Court Rules Unrecorded Mortgages Received Through The FDIC Receivership Of WaMu Are Voidable
Steve Dibert, MFI-Miami
On the Friday before Christmas, while the media was focused on the funerals of the victims of the Sandy Hook massacre and pre-Christmas retail sales figures, the Michigan Supreme Court quietly handed down a significant ruling that will affect nearly $3.75 billion worth of mortgages former Washington Mutual mortgages that JPMorgan Chase acquired from the FDIC after Washington Mutual went into FDIC receivership in 2008.
The Michigan Supreme Court upheld a Michigan Court of Appeals ruling from January that calls for a strict interpretation of a Michigan law that states that if a foreclosing party is not the originating note holder they must be able to show a record chain of the mortgage.
MCL 600.3204(3) states:
If the party foreclosing a mortgage by advertisement is not the original mortgagee, a record chain of title shall exist prior to the date of sale under section 3216 evidencing the assignment of the mortgage to the party foreclosing the mortgage.
In Kim v. J.P. Morgan Chase, Chase claimed the requirements under MCL600.3204(3) do not apply because JPMorgan Chase acquired the loan “by operation of law”. What this means is JPMorgan chase is claiming is they don’t need to show a recorded chain of ownership because they acquired the note through their acquisition of Washington Mutual’s assets after Washington Mutual was placed into FDIC receivership in 2008. The Court of Appeals disagreed and said that a claim of “by operation of law” could only be claimed by the FDIC and that a mortgage assignment from the FDIC to JPMorgan Chase still had to be properly recorded with the Register of Deeds.

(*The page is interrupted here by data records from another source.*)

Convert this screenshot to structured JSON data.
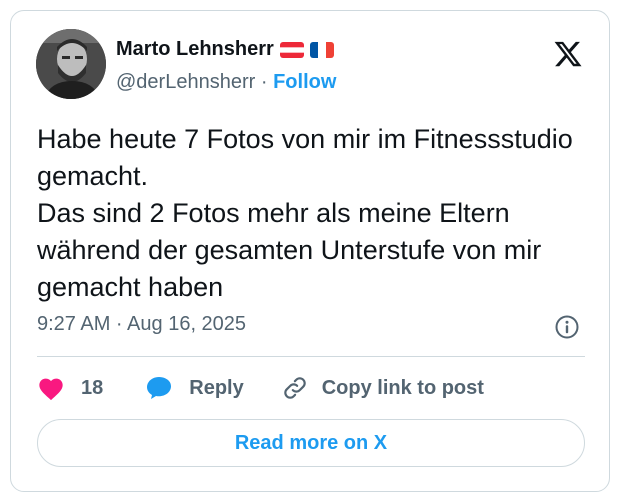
{
  "author": {
    "name": "Marto Lehnsherr",
    "handle": "@derLehnsherr",
    "separator": "·",
    "follow_label": "Follow",
    "flags": [
      "flag-austria",
      "flag-france"
    ]
  },
  "tweet": {
    "text": "Habe heute 7 Fotos von mir im Fitnessstudio gemacht.\nDas sind 2 Fotos mehr als meine Eltern während der gesamten Unterstufe von mir gemacht haben",
    "timestamp": "9:27 AM · Aug 16, 2025"
  },
  "actions": {
    "likes_count": "18",
    "reply_label": "Reply",
    "copy_link_label": "Copy link to post"
  },
  "footer": {
    "read_more_label": "Read more on X"
  },
  "colors": {
    "accent": "#1d9bf0",
    "like": "#f91880",
    "secondary_text": "#536471",
    "border": "#cfd9de"
  },
  "icons": [
    "x-logo-icon",
    "info-icon",
    "heart-icon",
    "reply-bubble-icon",
    "link-icon"
  ]
}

The Michigan Supreme Court in their 4-3 ruling states that the mortgages are currently unenforceable because JPMorgan Chase can not claim operation of law. The court ruled JPMorgan Chase did not acquire Washington Mutual as a corporate entity. Instead they acquired assets of the company through a third party. Therefore a chain of ownership must be recorded with the Register of Deeds where the property is located. However, the courts ruling did leave open the possibility that JPMorgan Chase could go back and record a mortgage assignment. However, JPMorgan Chase faces two major obstacles in doing so. The first being if when the FDIC has concluded the liquidation of Washington Mutual and damages owed to homeowners they may have already illegally evicted from their homes.
This ruling could affect as many as many as 40,000 Washington Mutual mortgages in Michigan that JPMorgan Chase acquired from the FDIC. It is unknown if JPMorgan Chase will seek damages from the law firms aka foreclosure mills that were either hired directly or indirectly by JPMorgan Chase to handle recording these documents and execute the foreclosures.